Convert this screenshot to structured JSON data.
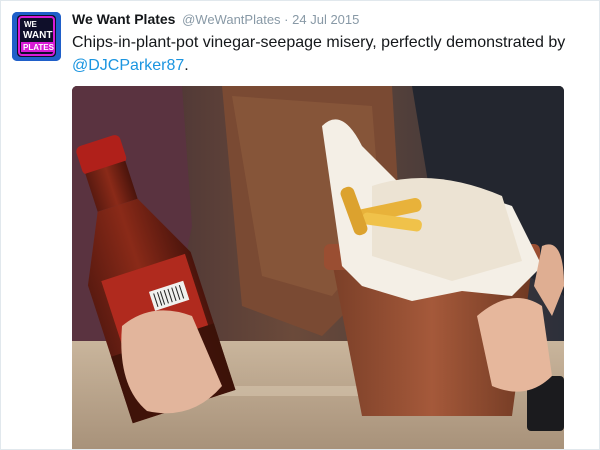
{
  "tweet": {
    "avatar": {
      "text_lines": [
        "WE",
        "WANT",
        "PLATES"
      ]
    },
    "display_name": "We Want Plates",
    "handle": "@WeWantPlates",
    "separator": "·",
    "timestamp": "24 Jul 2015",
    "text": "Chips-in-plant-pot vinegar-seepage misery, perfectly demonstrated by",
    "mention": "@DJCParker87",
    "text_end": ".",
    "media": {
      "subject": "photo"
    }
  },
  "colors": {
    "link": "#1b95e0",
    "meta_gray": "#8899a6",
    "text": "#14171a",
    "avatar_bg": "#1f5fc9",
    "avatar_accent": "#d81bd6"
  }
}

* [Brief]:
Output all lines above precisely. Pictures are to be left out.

* [Written reply]:
Convert this screenshot to structured JSON data.
{
  "tweet": {
    "avatar": {
      "text_lines": [
        "WE",
        "WANT",
        "PLATES"
      ]
    },
    "display_name": "We Want Plates",
    "handle": "@WeWantPlates",
    "separator": "·",
    "timestamp": "24 Jul 2015",
    "text": "Chips-in-plant-pot vinegar-seepage misery, perfectly demonstrated by",
    "mention": "@DJCParker87",
    "text_end": ".",
    "media": {
      "subject": "photo"
    }
  },
  "colors": {
    "link": "#1b95e0",
    "meta_gray": "#8899a6",
    "text": "#14171a",
    "avatar_bg": "#1f5fc9",
    "avatar_accent": "#d81bd6"
  }
}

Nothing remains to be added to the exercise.